For the longest time, I didn’t want to identify myself as a designer. I’ve always wanted to be known as a techie – the geek girl who speaks tech. More specifically web tech. I’ve been building websites ever since I learnt HTML in school. But I learnt more than that back in school.
I have always been an extrovert – I love meeting people. So networking has always been my secret hobby. I suppose that’s the logical link to my choice of taking on an advanced diploma in data communications and networking. I had wanted to advance into a career of networking, working with servers when I graduated. But it was a time of the dot com bubble burst. Jobs available in the field I was interested in were sexist. I’d like to believe they are no longer sexist in the span of the last 20 years.
20 years ago was also when I met my first boyfriend. I clicked on his mIRC handle, Cornelius, and we started communicating daily since then. He was a visual communications student in a design school. As our relationship grew rather quickly, I began getting intrigued by his design works. I had taken the multimedia module during my diploma studies. Using the same software, I learnt more tools through his teachings than back in school.
We began creating design tennis together – either of us would start designing on a blank art board and pass the Photoshop file on to the other who would add onto the design, and continue the process of passing the file back and forth, until we agreed on what would be the final artwork. A couple of years later, we began working together, designing event posters for our friends who were event organisers.
Our first thousand-dollar project was a web page project. I was tasked to digitalise maps of countries with directories of wafer fab factories. I remember collecting the payment after completing the first web page. The finance girl passed me a stack of 50-dollar-bills. Our first graphic design project was for a wellness company. The final artwork was handed over to the client just before my boyfriend was due for the national service enlistment.
Weirdly, I started calling myself a project manager; the one who was doing everything besides the design or creative work. I totally dismissed the fact I was designing web pages in pure HTML and slicing through maps in Photoshop on the side.
My boyfriend sent his family to meet mine to ask for my hand in marriage, just before he ended his national service in December 2004. 3 years later in 2007, we became husband and wife. He was earning a handsome salary as a graphic designer for a hospitality brand. I was earning my shopping money as a customer service officer in a bank. All those times, we were still taking on side projects on top of our full-time jobs. In the same year we got married, I was hospitalised due to stress and exhaustion from work. My husband allowed me to quit my full-time job and continued taking on more design projects.
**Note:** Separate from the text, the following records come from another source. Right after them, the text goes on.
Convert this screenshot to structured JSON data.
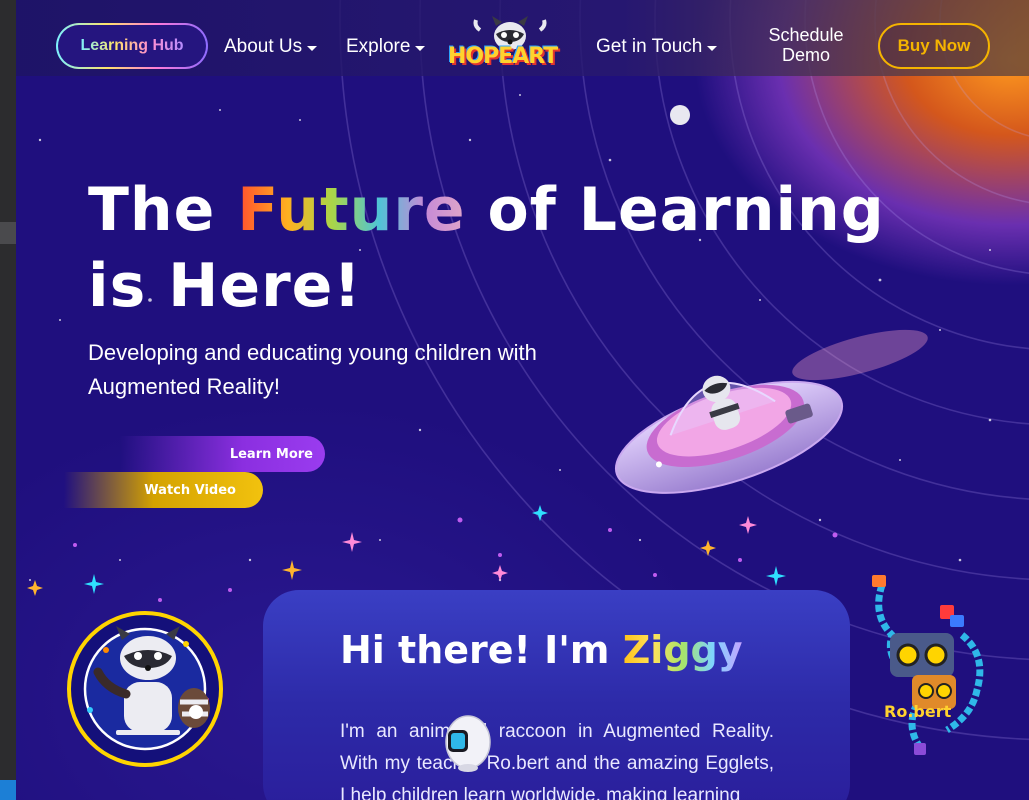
{
  "nav": {
    "learning_hub": "Learning Hub",
    "about": "About Us",
    "explore": "Explore",
    "logo": "HOPEART",
    "get_in_touch": "Get in Touch",
    "schedule_line1": "Schedule",
    "schedule_line2": "Demo",
    "buy_now": "Buy Now"
  },
  "hero": {
    "title_the": "The",
    "title_future": "Future",
    "title_rest1": "of Learning",
    "title_line2": "is Here!",
    "subtitle": "Developing and educating young children with Augmented Reality!",
    "learn_more": "Learn More",
    "watch_video": "Watch Video"
  },
  "intro_card": {
    "title_prefix": "Hi there! I'm",
    "title_name": "Ziggy",
    "body": "I'm an animated raccoon in Augmented Reality. With my teacher Ro.bert and the amazing Egglets, I help children learn worldwide, making learning"
  },
  "characters": {
    "robert_label": "Ro.bert"
  },
  "colors": {
    "accent_yellow": "#f5b400",
    "accent_purple": "#8b2fe0",
    "background": "#1f0f7e"
  },
  "icons": {
    "dropdown": "caret-down-icon"
  }
}
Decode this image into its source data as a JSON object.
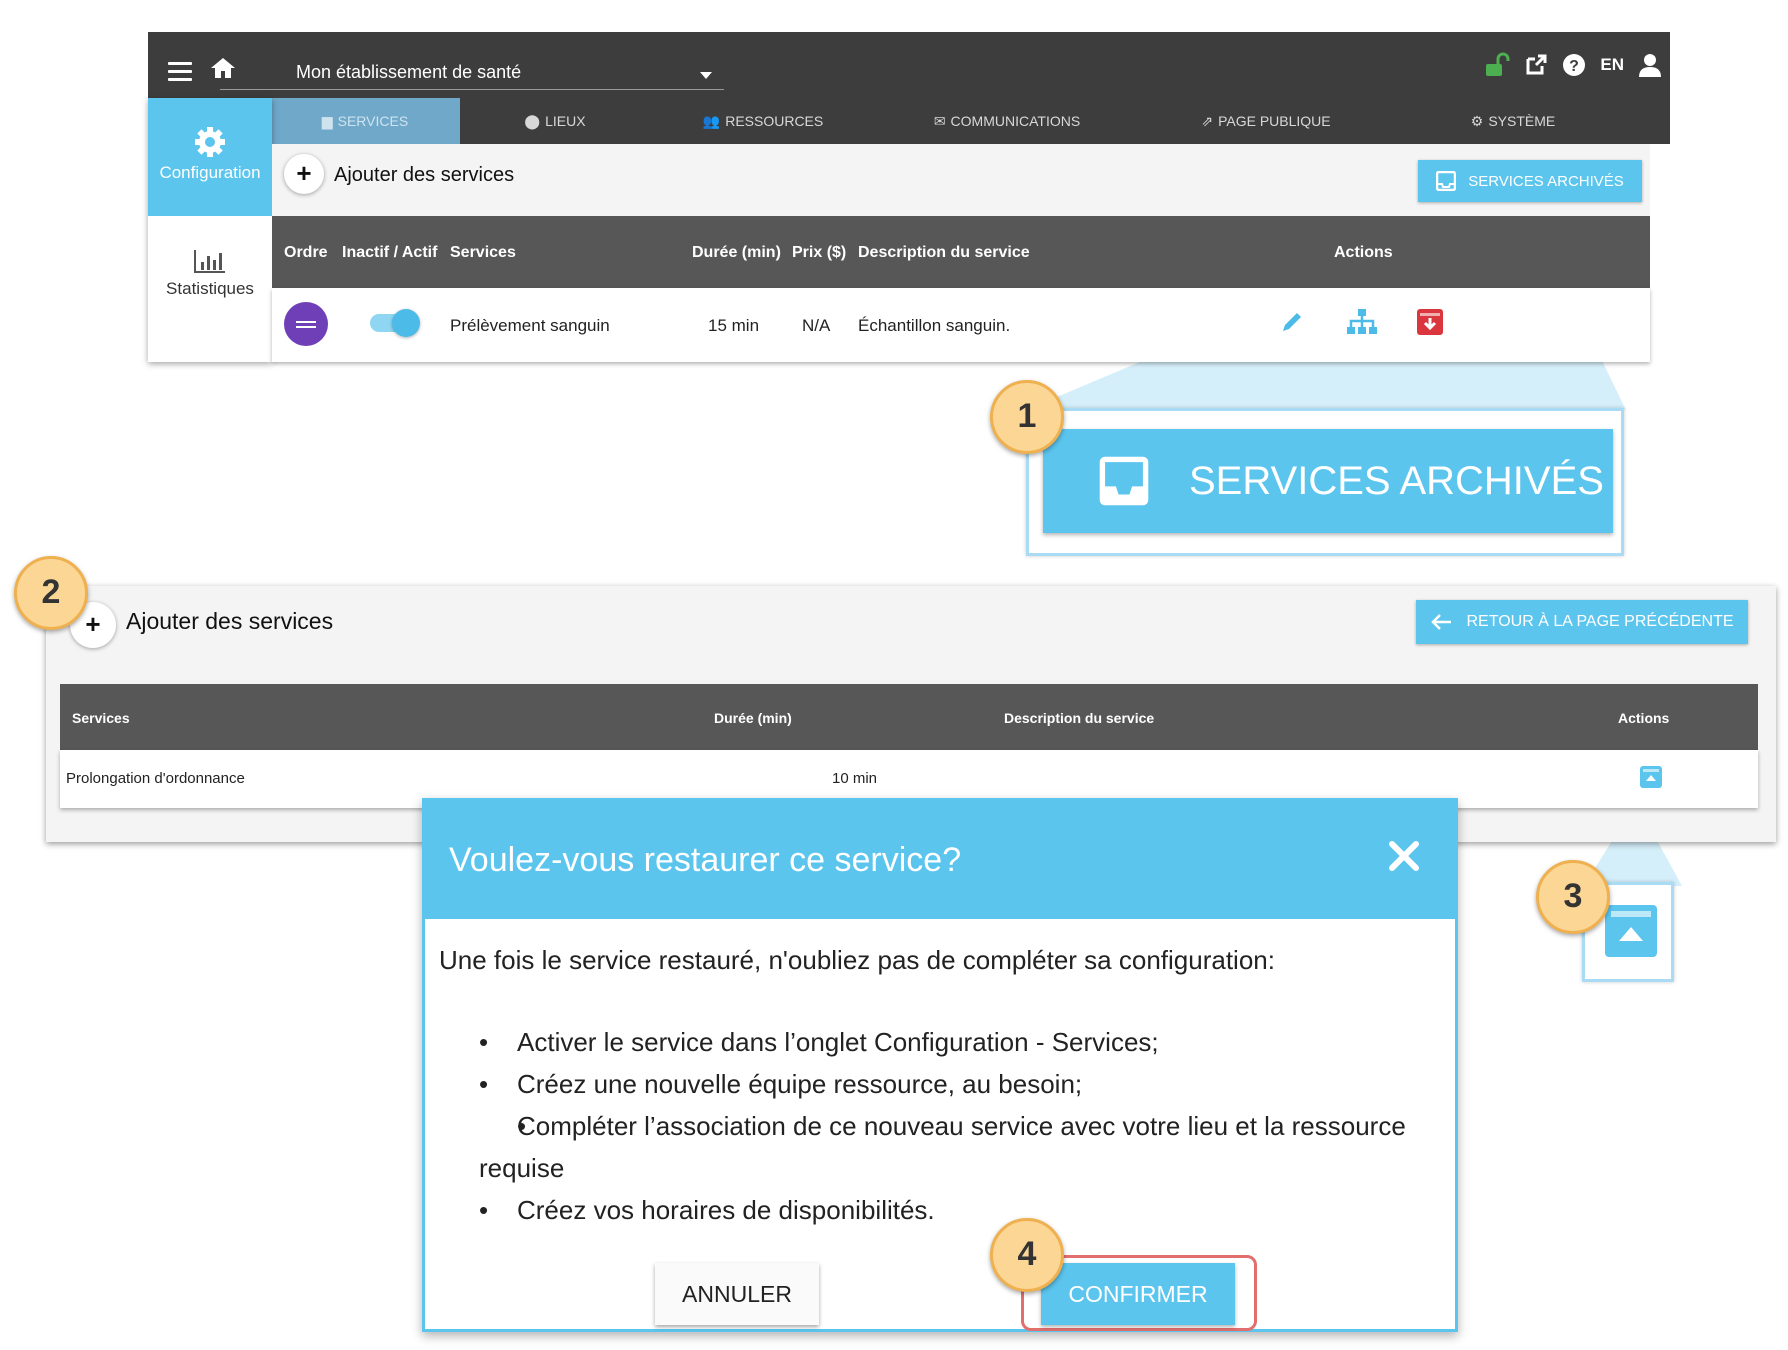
{
  "header": {
    "organization": "Mon établissement de santé",
    "language": "EN"
  },
  "tabs": [
    {
      "label": "SERVICES",
      "icon": "briefcase-icon",
      "active": true
    },
    {
      "label": "LIEUX",
      "icon": "map-pin-icon"
    },
    {
      "label": "RESSOURCES",
      "icon": "users-icon"
    },
    {
      "label": "COMMUNICATIONS",
      "icon": "envelope-icon"
    },
    {
      "label": "PAGE PUBLIQUE",
      "icon": "external-link-icon"
    },
    {
      "label": "SYSTÈME",
      "icon": "gears-icon"
    }
  ],
  "sidebar": {
    "configuration": "Configuration",
    "statistics": "Statistiques"
  },
  "services_page": {
    "add_label": "Ajouter des services",
    "archived_button": "SERVICES ARCHIVÉS",
    "columns": [
      "Ordre",
      "Inactif / Actif",
      "Services",
      "Durée (min)",
      "Prix ($)",
      "Description du service",
      "Actions"
    ],
    "row": {
      "service": "Prélèvement sanguin",
      "duration": "15 min",
      "price": "N/A",
      "description": "Échantillon sanguin.",
      "active": true
    }
  },
  "callouts": {
    "one": "1",
    "two": "2",
    "three": "3",
    "four": "4",
    "zoom_button": "SERVICES ARCHIVÉS"
  },
  "archived_page": {
    "add_label": "Ajouter des services",
    "back_button": "RETOUR À LA PAGE PRÉCÉDENTE",
    "columns": [
      "Services",
      "Durée (min)",
      "Description du service",
      "Actions"
    ],
    "row": {
      "service": "Prolongation d'ordonnance",
      "duration": "10 min"
    }
  },
  "modal": {
    "title": "Voulez-vous restaurer ce service?",
    "intro": "Une fois le service restauré, n'oubliez pas de compléter sa configuration:",
    "items": [
      "Activer le service dans l’onglet Configuration - Services;",
      "Créez une nouvelle équipe ressource, au besoin;",
      "Compléter l’association de ce nouveau service avec votre lieu et la ressource requise",
      "Créez vos horaires de disponibilités."
    ],
    "cancel": "ANNULER",
    "confirm": "CONFIRMER"
  },
  "colors": {
    "accent": "#5bc5ee",
    "header": "#3d3d3d",
    "table_header": "#575757",
    "badge": "#fbd695",
    "order_handle": "#6f3fb8",
    "archive_red": "#d9363e",
    "unlock_green": "#4caf50"
  }
}
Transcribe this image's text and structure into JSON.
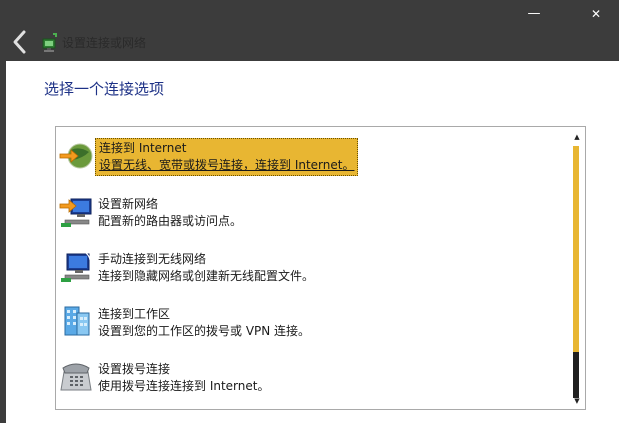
{
  "window": {
    "title": "设置连接或网络",
    "minimize_icon": "minimize-icon",
    "close_icon": "close-icon",
    "min_glyph": "—",
    "close_glyph": "✕"
  },
  "heading": "选择一个连接选项",
  "options": [
    {
      "title": "连接到 Internet",
      "description": "设置无线、宽带或拨号连接，连接到 Internet。",
      "icon": "globe-network-icon",
      "selected": true
    },
    {
      "title": "设置新网络",
      "description": "配置新的路由器或访问点。",
      "icon": "new-network-icon",
      "selected": false
    },
    {
      "title": "手动连接到无线网络",
      "description": "连接到隐藏网络或创建新无线配置文件。",
      "icon": "wireless-network-icon",
      "selected": false
    },
    {
      "title": "连接到工作区",
      "description": "设置到您的工作区的拨号或 VPN 连接。",
      "icon": "workplace-building-icon",
      "selected": false
    },
    {
      "title": "设置拨号连接",
      "description": "使用拨号连接连接到 Internet。",
      "icon": "dialup-phone-icon",
      "selected": false
    }
  ],
  "colors": {
    "selection": "#e8b632",
    "heading": "#1e3287",
    "titlebar": "#3c3c3c"
  }
}
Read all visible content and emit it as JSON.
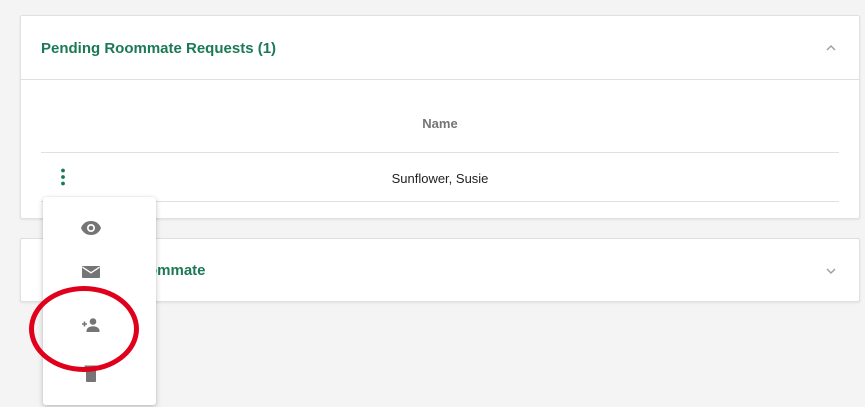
{
  "colors": {
    "brand_green": "#1b7a55",
    "annotation_red": "#e0001b"
  },
  "pending_panel": {
    "title": "Pending Roommate Requests (1)",
    "toggle_icon": "chevron-up-icon",
    "table": {
      "columns": [
        "Name"
      ],
      "rows": [
        {
          "name": "Sunflower, Susie",
          "menu_icon": "kebab-menu-icon"
        }
      ]
    }
  },
  "add_panel": {
    "title": "ommate",
    "toggle_icon": "chevron-down-icon"
  },
  "action_menu": {
    "items": [
      {
        "icon": "eye-icon"
      },
      {
        "icon": "envelope-icon"
      },
      {
        "icon": "add-person-icon"
      },
      {
        "icon": "trash-icon"
      }
    ]
  },
  "annotation": {
    "type": "circle",
    "target": "add-person-icon"
  }
}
In 2008, I found myself dabbling with WordPress. After continuing my blog on its dot com, I purchased our first domain name and installed WordPress for the website. We officially incorporated our business in 2009. Since then, I have followed through updates of WordPress and confidently built websites for paid clients. When WooCommerce came in 2011, I was creating mock eCommerce websites. I began selling our own designed products in 2013. In that same year, we clinched our biggest website project for a now-defunct fashion brand.
Yet, I was still not identifying myself as a designer. Only now with more than a decade of experience and upskilling, I realised who I am. I’ve always been a techie with a specialisation in design. I can help fix issues with your WordPress websites and make them beautiful. I can also help you create your business visual brand or give it a fresh design update.
I am Zee, a brand designer specialising in WordPress websites.